The Christian labor union must be unique in many respects. Its purpose already indicates that. In its practical activities, too, it must be different. Its organizational set-up may not differ much from that of other unions. But it does not seek power in order to be able to dictate.or to force its demands, just or unjust, upon employers and society as a whole, by any and all means, fair or foul. It seeks power in order to enthrone justice for all! It may not ignore individual rights, hence it cannot force workers to join an organization against their will or conviction. Instead of that, it honors the right of all workers to join the organization of their free choice and offers cooperation to other unions in that which is in harmony with Christian principles of life. The Christian organization insists upon observance of the Lord's day. It will not use the strike weapon except as a very last resort, after all means to correct an injustice by conferences and arbitration have failed and the employer persists in imposing injustice.
And what about collective bargaining? Christians can do that. But in their demands and discussions, they must be guided by Christian principles. Unfair demands may not be made. The interests of the employer must be given proper consideration. That is collective bargaining in the true sense of the term. If the representatives of labor and capital meet in conference, mindful of one an. other's rights and interests and with a mutual understanding, to seek a solution that is fair to all ina peaceful manner, collective bargaining can be placed on a high plane. Too much collective bargaining, so-called, is actually no more than the exertion of collective pressure upon one another. Industrial-labor conflicts are the result.
Finally, Christian workers can and should exercise influence upon legislative bodies for the enactment of laws that will eliminate evils and establish relationships that are fair to the worker and the employer and withal protect the interests of the public. Christian workers have done very little in that direction. It can be done only through organization.
In the application of Christian principles lies the solution, insofar as a solution can be accomplished in this dispensation, of the problems and conflicts in the social-industrial realm. Christian workers of our nation must propagate them. It is their duty to do so, individually and collectively. A beginning has been made.
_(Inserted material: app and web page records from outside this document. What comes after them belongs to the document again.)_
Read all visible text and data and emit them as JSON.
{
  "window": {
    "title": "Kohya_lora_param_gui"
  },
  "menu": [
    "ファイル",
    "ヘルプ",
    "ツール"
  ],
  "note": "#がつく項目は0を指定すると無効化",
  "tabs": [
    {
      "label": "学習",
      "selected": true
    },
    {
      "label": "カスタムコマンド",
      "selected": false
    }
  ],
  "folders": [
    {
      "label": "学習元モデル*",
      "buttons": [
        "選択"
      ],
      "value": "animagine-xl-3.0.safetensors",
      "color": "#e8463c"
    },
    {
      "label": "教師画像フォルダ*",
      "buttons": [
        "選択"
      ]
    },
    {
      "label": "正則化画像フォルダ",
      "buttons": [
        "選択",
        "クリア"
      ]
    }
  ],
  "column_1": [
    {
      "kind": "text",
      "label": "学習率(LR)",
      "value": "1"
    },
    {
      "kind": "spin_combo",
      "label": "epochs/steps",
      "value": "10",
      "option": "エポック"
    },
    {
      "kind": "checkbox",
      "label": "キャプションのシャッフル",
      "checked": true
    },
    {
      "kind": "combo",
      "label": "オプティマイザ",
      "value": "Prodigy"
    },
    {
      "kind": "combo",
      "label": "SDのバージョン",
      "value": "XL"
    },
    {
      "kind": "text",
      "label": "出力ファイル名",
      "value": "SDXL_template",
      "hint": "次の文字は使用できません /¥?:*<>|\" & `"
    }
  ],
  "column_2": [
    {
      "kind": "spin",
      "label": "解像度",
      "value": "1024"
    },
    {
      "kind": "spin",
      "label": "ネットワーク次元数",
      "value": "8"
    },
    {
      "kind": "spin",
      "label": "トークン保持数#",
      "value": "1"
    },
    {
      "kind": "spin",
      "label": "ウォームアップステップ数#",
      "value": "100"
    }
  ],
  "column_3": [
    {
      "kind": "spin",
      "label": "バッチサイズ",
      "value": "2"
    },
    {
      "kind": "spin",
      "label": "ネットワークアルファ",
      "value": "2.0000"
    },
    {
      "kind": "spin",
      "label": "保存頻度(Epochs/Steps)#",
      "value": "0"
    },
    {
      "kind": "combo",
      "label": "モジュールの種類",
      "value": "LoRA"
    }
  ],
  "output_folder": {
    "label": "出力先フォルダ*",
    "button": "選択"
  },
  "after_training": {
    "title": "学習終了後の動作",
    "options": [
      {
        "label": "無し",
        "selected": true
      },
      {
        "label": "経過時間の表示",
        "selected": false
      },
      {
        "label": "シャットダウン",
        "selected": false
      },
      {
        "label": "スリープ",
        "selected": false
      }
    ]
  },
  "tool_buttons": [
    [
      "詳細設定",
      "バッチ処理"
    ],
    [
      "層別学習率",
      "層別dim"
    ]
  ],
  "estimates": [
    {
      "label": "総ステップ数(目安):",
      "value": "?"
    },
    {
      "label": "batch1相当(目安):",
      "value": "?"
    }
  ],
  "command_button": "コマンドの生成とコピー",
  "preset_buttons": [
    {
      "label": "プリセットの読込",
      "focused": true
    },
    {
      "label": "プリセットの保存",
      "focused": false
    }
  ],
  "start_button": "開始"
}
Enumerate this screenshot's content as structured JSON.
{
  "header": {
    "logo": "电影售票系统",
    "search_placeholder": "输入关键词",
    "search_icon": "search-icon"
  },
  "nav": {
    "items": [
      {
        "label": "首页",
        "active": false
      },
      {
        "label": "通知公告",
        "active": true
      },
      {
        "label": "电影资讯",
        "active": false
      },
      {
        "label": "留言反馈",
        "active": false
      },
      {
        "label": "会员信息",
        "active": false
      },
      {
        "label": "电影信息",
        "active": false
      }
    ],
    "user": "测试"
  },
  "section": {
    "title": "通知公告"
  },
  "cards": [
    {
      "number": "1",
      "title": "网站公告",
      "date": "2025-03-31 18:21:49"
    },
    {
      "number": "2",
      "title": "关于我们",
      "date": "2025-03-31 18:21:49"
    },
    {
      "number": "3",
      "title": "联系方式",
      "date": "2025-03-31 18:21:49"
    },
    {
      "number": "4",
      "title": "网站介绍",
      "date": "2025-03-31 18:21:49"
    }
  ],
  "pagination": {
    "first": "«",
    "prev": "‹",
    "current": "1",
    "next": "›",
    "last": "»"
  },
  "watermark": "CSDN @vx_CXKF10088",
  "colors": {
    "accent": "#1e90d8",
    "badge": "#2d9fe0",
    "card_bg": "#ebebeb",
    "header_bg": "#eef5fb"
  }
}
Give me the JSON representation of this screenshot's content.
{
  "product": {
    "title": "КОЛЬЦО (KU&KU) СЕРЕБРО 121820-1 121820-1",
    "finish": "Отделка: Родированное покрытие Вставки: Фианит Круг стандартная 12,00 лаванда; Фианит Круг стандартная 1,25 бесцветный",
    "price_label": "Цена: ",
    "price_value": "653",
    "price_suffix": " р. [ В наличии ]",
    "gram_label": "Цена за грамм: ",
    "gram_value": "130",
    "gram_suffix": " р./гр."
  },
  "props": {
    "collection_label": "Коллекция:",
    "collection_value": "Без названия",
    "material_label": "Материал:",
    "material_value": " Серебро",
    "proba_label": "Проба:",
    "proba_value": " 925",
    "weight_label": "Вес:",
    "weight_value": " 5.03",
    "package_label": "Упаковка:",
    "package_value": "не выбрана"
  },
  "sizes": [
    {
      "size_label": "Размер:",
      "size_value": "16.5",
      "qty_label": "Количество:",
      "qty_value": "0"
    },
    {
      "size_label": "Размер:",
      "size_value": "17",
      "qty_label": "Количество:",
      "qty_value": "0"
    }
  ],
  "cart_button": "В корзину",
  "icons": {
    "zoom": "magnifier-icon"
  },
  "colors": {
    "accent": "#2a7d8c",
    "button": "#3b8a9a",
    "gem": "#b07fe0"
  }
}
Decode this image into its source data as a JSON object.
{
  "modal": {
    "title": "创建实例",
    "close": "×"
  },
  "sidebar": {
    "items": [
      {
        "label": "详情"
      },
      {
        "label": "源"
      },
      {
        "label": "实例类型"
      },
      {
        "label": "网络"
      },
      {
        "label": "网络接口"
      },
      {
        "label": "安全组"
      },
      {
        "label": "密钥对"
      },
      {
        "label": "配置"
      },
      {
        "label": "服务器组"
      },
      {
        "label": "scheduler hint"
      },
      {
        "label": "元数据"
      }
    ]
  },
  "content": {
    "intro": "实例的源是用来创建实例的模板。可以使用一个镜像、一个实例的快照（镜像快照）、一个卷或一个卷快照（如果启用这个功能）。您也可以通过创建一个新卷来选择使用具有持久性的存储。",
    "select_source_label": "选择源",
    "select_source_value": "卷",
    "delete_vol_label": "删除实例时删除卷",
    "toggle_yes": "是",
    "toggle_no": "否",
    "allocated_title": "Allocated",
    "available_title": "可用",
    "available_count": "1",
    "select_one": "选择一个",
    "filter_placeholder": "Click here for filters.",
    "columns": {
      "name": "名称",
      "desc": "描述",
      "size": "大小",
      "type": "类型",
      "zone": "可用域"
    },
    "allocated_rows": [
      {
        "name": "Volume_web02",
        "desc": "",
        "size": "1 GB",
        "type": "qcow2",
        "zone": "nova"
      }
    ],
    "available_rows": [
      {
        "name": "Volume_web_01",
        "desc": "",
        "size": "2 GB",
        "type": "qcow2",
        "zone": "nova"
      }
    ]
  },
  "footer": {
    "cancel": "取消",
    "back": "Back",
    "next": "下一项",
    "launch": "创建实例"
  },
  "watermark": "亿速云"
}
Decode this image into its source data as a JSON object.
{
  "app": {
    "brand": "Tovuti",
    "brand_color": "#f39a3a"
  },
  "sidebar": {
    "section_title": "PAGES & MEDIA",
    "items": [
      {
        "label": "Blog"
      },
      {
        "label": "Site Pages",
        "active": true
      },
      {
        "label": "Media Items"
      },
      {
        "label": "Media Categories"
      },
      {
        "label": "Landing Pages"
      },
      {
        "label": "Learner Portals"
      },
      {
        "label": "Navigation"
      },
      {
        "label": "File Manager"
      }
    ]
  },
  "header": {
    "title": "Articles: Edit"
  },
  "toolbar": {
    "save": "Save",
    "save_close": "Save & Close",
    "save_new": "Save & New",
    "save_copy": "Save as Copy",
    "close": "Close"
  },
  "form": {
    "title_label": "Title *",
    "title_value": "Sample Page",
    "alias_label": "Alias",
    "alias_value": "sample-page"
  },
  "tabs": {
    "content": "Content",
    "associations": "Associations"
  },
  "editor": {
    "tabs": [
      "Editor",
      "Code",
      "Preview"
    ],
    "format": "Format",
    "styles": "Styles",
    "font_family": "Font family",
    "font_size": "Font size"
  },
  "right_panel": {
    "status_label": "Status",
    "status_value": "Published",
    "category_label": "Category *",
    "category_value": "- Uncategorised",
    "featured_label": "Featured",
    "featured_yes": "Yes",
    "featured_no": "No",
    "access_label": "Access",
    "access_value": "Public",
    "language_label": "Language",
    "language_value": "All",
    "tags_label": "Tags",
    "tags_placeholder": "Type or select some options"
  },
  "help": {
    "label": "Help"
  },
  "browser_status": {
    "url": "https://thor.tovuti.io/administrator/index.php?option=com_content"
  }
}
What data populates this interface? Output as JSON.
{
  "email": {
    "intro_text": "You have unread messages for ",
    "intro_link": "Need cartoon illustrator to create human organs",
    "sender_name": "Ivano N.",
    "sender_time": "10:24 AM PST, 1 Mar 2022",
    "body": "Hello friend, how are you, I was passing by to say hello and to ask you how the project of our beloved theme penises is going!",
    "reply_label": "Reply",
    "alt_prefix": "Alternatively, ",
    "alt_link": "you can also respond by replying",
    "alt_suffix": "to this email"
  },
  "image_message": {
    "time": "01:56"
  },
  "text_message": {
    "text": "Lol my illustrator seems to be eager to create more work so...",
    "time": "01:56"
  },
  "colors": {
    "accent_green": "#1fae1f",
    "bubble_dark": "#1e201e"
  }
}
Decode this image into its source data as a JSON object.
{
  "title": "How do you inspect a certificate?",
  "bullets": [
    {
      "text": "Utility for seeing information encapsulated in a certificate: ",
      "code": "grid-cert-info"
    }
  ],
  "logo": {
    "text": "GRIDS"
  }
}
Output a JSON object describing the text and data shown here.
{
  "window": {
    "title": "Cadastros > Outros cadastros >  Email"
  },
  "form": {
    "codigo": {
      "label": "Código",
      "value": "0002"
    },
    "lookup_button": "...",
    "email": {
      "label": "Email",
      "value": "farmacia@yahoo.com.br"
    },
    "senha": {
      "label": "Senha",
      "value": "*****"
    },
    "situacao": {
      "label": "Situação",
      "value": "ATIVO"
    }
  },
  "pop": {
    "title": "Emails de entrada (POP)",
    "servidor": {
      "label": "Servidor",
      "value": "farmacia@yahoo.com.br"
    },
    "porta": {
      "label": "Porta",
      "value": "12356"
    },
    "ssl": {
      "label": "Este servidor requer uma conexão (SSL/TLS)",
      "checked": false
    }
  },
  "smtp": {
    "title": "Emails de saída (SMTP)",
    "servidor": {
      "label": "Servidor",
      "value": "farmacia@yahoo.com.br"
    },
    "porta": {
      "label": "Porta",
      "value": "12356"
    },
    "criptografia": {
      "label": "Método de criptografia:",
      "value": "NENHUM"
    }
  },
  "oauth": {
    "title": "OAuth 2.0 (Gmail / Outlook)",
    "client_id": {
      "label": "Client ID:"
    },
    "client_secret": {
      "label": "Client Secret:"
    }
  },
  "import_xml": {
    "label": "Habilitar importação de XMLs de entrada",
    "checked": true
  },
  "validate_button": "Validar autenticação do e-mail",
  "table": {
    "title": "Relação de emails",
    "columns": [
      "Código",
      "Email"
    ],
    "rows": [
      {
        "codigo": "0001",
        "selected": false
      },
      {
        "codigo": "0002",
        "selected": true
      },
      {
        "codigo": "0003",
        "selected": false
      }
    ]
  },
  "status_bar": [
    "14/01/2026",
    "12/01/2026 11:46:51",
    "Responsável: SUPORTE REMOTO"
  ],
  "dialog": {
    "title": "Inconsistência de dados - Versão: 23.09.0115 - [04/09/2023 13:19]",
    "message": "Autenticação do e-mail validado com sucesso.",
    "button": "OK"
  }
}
There is, a Christian Labor Association already established. Whether or not it will be able to carry out what it seeks to accomplish depends upon the Christians of America.
(November 25th, 1943)